Scientists, politicians, business leaders, and other citizens from both the US and EU offer a myriad of views on global climate change and how this problem will be mitigated in the coming years. Increasingly, biofuel alternatives to petroleum are being developed, such as the use of sugarcane-based ethanol in Brazil. Ethanol, as an inefficient and somewhat problematic biofuel, is really only effective if the proper infrastructure is developed along with it (which has been done in Brazil). Ideally, successful biofuel development will rely on existing infrastructure, both to transport the fuel to the consumer and to utilise the fuel to generate power. There has been an increased focus in the US on researching cost-effective production of biofuels that are compatible with existing transportation infrastructure. This focus is driven by a renewed focus on funding of scientific research in the US, including the American Reinvestment and Recovery Act (ARRA), which produces funding opportunities for academic and private sector researchers.
'Fossil fuel consumption remains high'
In both the US and the EU, fossil fuel consumption for energy remains high. Given the concentrated efforts of EU nations to shift to other sources of energy (wind power, solar energy, biodiesel, etc.), the EU-27 have slowed any increase in petroleum consumption, if not altogether halted it. In the US, fossil fuel consumption has decreased somewhat in recent years, but petroleum-based fuels still dominate the US energy consumption landscape. Keeping in mind the EU and US reliance on foreign sources of oil, uncertainty about the size of a finite supply of fossil-based petroleum, and the increasing demand for renewable products, it makes sense for biofuels to be offered as an alternative fuel source, especially for powering motor vehicles. It should be said that ‘alternative’ fuel source does not mean ‘replacement’ fuel source. We must respect the notion that the Earth’s petroleum supply is large enough to sustain our current habits, perhaps for the entirety of our lifetimes, but also prepare for the possibility that the fossil fuel supply is indeed finite.
Academic institutions are major players in biofuels research innovation. Many patents and other intellectual property have been developed as a result of academic research on bioenergy. Currently, programmes like Advanced Research Projects Agency – Energy (ARPA-E) in the US are funding innovative and transformative research in many different aspects of the energy space, from biofuels to rethinking the way the energy grid operates. Similar programmes have been established in the EU, focusing on valorisation of waste biomass, biodiesel production, and other relevant topics. While funds from these programmes go mainly to academic institutions, fostering the next wave of innovation, there is also opportunity for partnership with the private sector. This could be crucial for the development of ideas in bioenergy and bringing them to market.
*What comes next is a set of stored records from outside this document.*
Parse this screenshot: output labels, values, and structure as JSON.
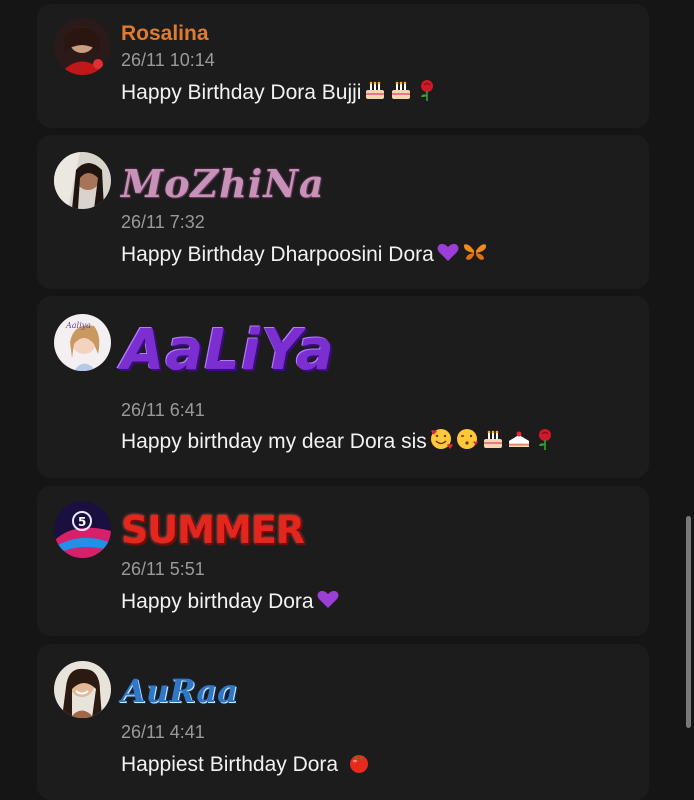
{
  "comments": [
    {
      "name": "Rosalina",
      "time": "26/11 10:14",
      "text": "Happy Birthday Dora Bujji",
      "emojis": [
        "birthday-cake-icon",
        "birthday-cake-icon",
        "rose-icon"
      ]
    },
    {
      "name": "MoZhiNa",
      "time": "26/11 7:32",
      "text": "Happy Birthday Dharpoosini Dora",
      "emojis": [
        "purple-heart-icon",
        "butterfly-icon"
      ]
    },
    {
      "name": "AaLiYa",
      "time": "26/11 6:41",
      "text": "Happy birthday my dear Dora sis",
      "emojis": [
        "smiling-face-hearts-icon",
        "face-blowing-kiss-icon",
        "birthday-cake-icon",
        "shortcake-icon",
        "rose-icon"
      ]
    },
    {
      "name": "SUMMER",
      "time": "26/11 5:51",
      "text": "Happy birthday Dora",
      "emojis": [
        "purple-heart-icon"
      ]
    },
    {
      "name": "AuRaa",
      "time": "26/11 4:41",
      "text": "Happiest Birthday Dora ",
      "emojis": [
        "tomato-icon"
      ]
    }
  ],
  "colors": {
    "background": "#151515",
    "card": "#1c1c1c",
    "timestamp": "#9a9a9a",
    "text": "#f2f2f2",
    "name_orange": "#e07a2e"
  }
}
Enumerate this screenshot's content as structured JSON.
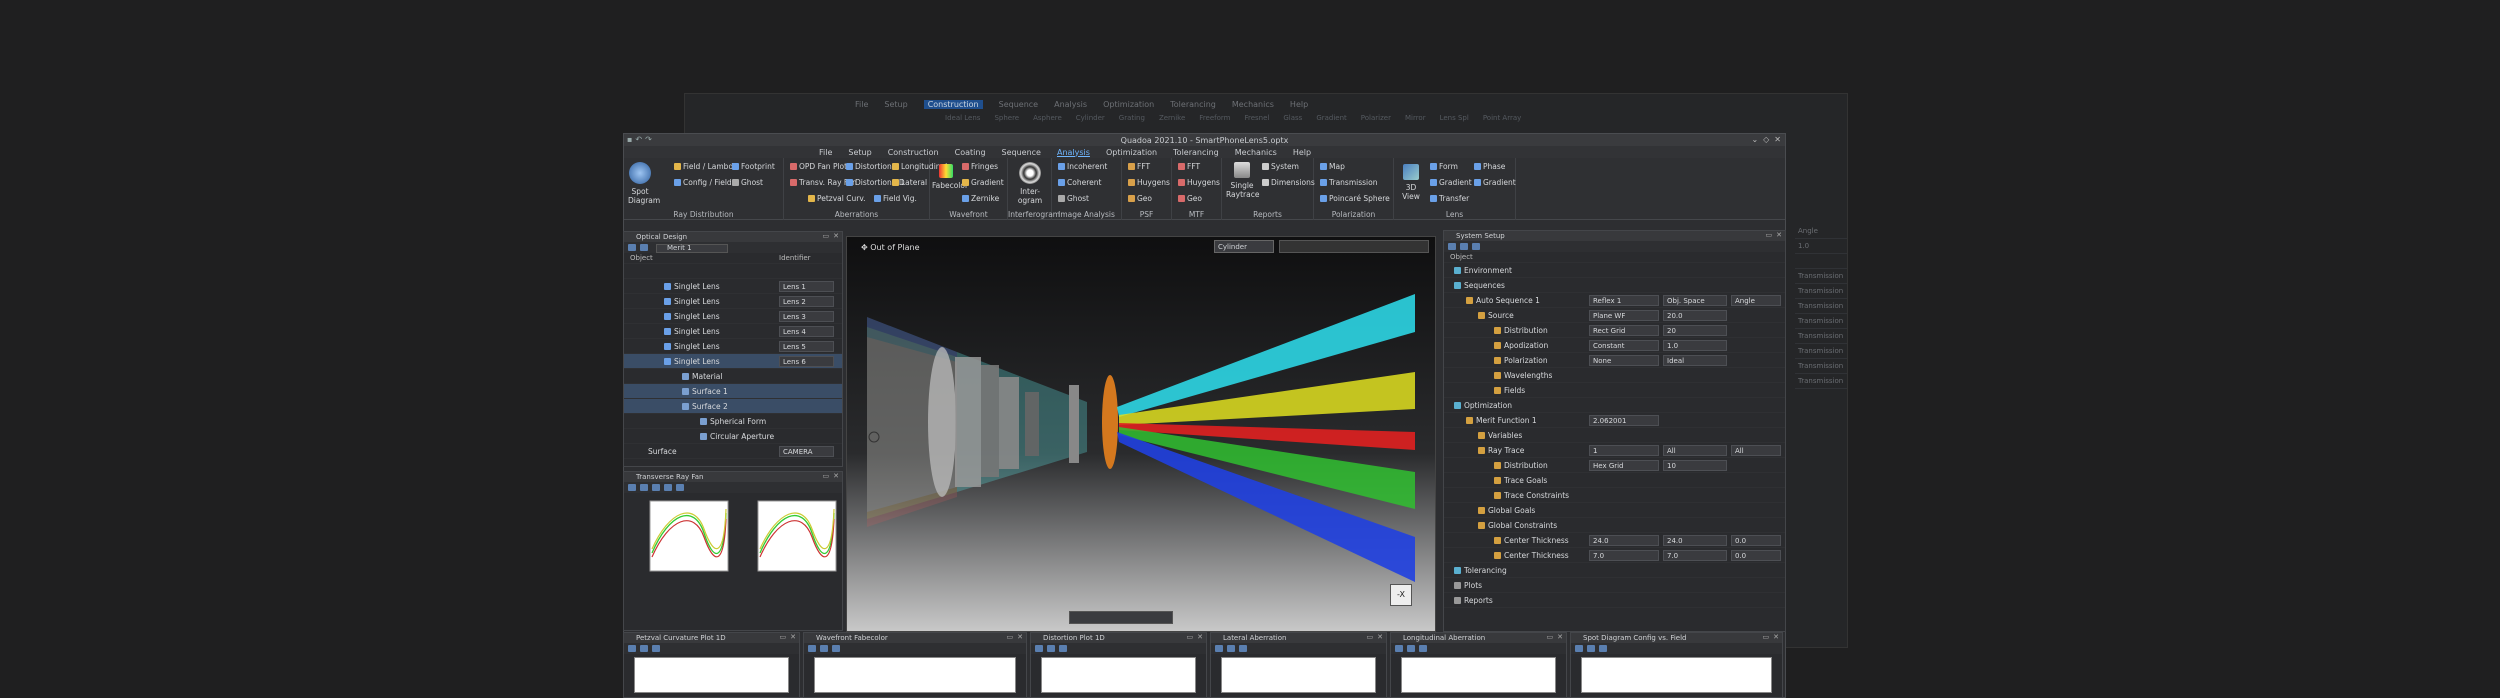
{
  "bg_window": {
    "menu": [
      "File",
      "Setup",
      "Construction",
      "Sequence",
      "Analysis",
      "Optimization",
      "Tolerancing",
      "Mechanics",
      "Help"
    ],
    "selected": "Construction",
    "tools": [
      "Ideal Lens",
      "Sphere",
      "Asphere",
      "Cylinder",
      "Grating",
      "Zernike",
      "Freeform",
      "Fresnel",
      "Glass",
      "Gradient",
      "Polarizer",
      "Mirror",
      "Lens Spl",
      "Point Array"
    ],
    "right_rows": [
      "Angle",
      "1.0",
      "",
      "Transmission",
      "Transmission",
      "Transmission",
      "Transmission",
      "Transmission",
      "Transmission",
      "Transmission",
      "Transmission"
    ]
  },
  "window": {
    "title": "Quadoa 2021.10 - SmartPhoneLens5.optx",
    "controls": [
      "⌄",
      "◇",
      "✕"
    ]
  },
  "menubar": [
    "File",
    "Setup",
    "Construction",
    "Coating",
    "Sequence",
    "Analysis",
    "Optimization",
    "Tolerancing",
    "Mechanics",
    "Help"
  ],
  "menubar_selected": "Analysis",
  "ribbon": {
    "ray_distribution": {
      "label": "Ray Distribution",
      "spot": "Spot Diagram",
      "items": [
        "Field / Lambda",
        "Footprint",
        "Config / Field",
        "Ghost"
      ]
    },
    "aberrations": {
      "label": "Aberrations",
      "items": [
        "OPD Fan Plot",
        "Distortion",
        "Longitudinal",
        "Transv. Ray Fan",
        "Distortion 2D",
        "Lateral",
        "Petzval Curv.",
        "Field Vig."
      ]
    },
    "wavefront": {
      "label": "Wavefront",
      "fabecolor": "Fabecolor",
      "items": [
        "Fringes",
        "Gradient",
        "Zernike"
      ]
    },
    "interferogram": {
      "label": "Interferogram",
      "big": "Inter- ogram"
    },
    "image_analysis": {
      "label": "Image Analysis",
      "items": [
        "Incoherent",
        "Coherent",
        "Ghost"
      ]
    },
    "psf": {
      "label": "PSF",
      "items": [
        "FFT",
        "Huygens",
        "Geo"
      ]
    },
    "mtf": {
      "label": "MTF",
      "items": [
        "FFT",
        "Huygens",
        "Geo"
      ]
    },
    "reports": {
      "label": "Reports",
      "single": "Single Raytrace",
      "items": [
        "System",
        "Dimensions"
      ]
    },
    "polarization": {
      "label": "Polarization",
      "items": [
        "Map",
        "Transmission",
        "Poincaré Sphere"
      ]
    },
    "lens": {
      "label": "Lens",
      "view": "3D View",
      "items": [
        "Form",
        "Phase",
        "Gradient",
        "Gradient",
        "Transfer"
      ]
    }
  },
  "optical_design": {
    "title": "Optical Design",
    "dropdown": "Merit 1",
    "col_object": "Object",
    "col_identifier": "Identifier",
    "rows": [
      {
        "name": "Singlet Lens",
        "id": "Lens 1"
      },
      {
        "name": "Singlet Lens",
        "id": "Lens 2"
      },
      {
        "name": "Singlet Lens",
        "id": "Lens 3"
      },
      {
        "name": "Singlet Lens",
        "id": "Lens 4"
      },
      {
        "name": "Singlet Lens",
        "id": "Lens 5"
      },
      {
        "name": "Singlet Lens",
        "id": "Lens 6"
      }
    ],
    "children": [
      "Material",
      "Surface 1",
      "Surface 2",
      "Spherical Form",
      "Circular Aperture"
    ],
    "bottom": {
      "name": "Surface",
      "id": "CAMERA"
    }
  },
  "transverse": {
    "title": "Transverse Ray Fan"
  },
  "viewport": {
    "label": "Out of Plane",
    "combo": "Cylinder",
    "axis": "-X"
  },
  "system_setup": {
    "title": "System Setup",
    "col": "Object",
    "rows": [
      {
        "t": "Environment"
      },
      {
        "t": "Sequences"
      },
      {
        "t": "Auto Sequence 1",
        "v1": "Reflex 1",
        "v2": "Obj. Space",
        "v3": "Angle"
      },
      {
        "t": "Source",
        "v1": "Plane WF",
        "v2": "20.0"
      },
      {
        "t": "Distribution",
        "v1": "Rect Grid",
        "v2": "20"
      },
      {
        "t": "Apodization",
        "v1": "Constant",
        "v2": "1.0"
      },
      {
        "t": "Polarization",
        "v1": "None",
        "v2": "Ideal"
      },
      {
        "t": "Wavelengths"
      },
      {
        "t": "Fields"
      },
      {
        "t": "Optimization"
      },
      {
        "t": "Merit Function 1",
        "v1": "2.062001"
      },
      {
        "t": "Variables"
      },
      {
        "t": "Ray Trace",
        "v1": "1",
        "v2": "All",
        "v3": "All"
      },
      {
        "t": "Distribution",
        "v1": "Hex Grid",
        "v2": "10"
      },
      {
        "t": "Trace Goals"
      },
      {
        "t": "Trace Constraints"
      },
      {
        "t": "Global Goals"
      },
      {
        "t": "Global Constraints"
      },
      {
        "t": "Center Thickness",
        "v1": "24.0",
        "v2": "24.0",
        "v3": "0.0"
      },
      {
        "t": "Center Thickness",
        "v1": "7.0",
        "v2": "7.0",
        "v3": "0.0"
      },
      {
        "t": "Tolerancing"
      },
      {
        "t": "Plots"
      },
      {
        "t": "Reports"
      }
    ]
  },
  "bottom_panels": [
    "Petzval Curvature Plot 1D",
    "Wavefront Fabecolor",
    "Distortion Plot 1D",
    "Lateral Aberration",
    "Longitudinal Aberration",
    "Spot Diagram Config vs. Field"
  ],
  "colors": {
    "accent": "#6fb6ff",
    "selection": "#3a4d66"
  }
}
I propose a partnership in biofuels research and development that has been largely underexplored, if not unexplored: the opportunity for US and EU universities to work together to address the challenge of creating an affordable and efficient bioenergy infrastructure. In a global economy, continued cooperation among respected global institutions is a must. A pooling of resources between the US and EU could have economic and even political advantages for the nations involved, and could help shape the energy future on both sides of the Atlantic.
Christopher J Brigham PhD
University of Massachusetts Dartmouth
[This article was originally published on 1st
July 2013 as part of Science Omega Review Europe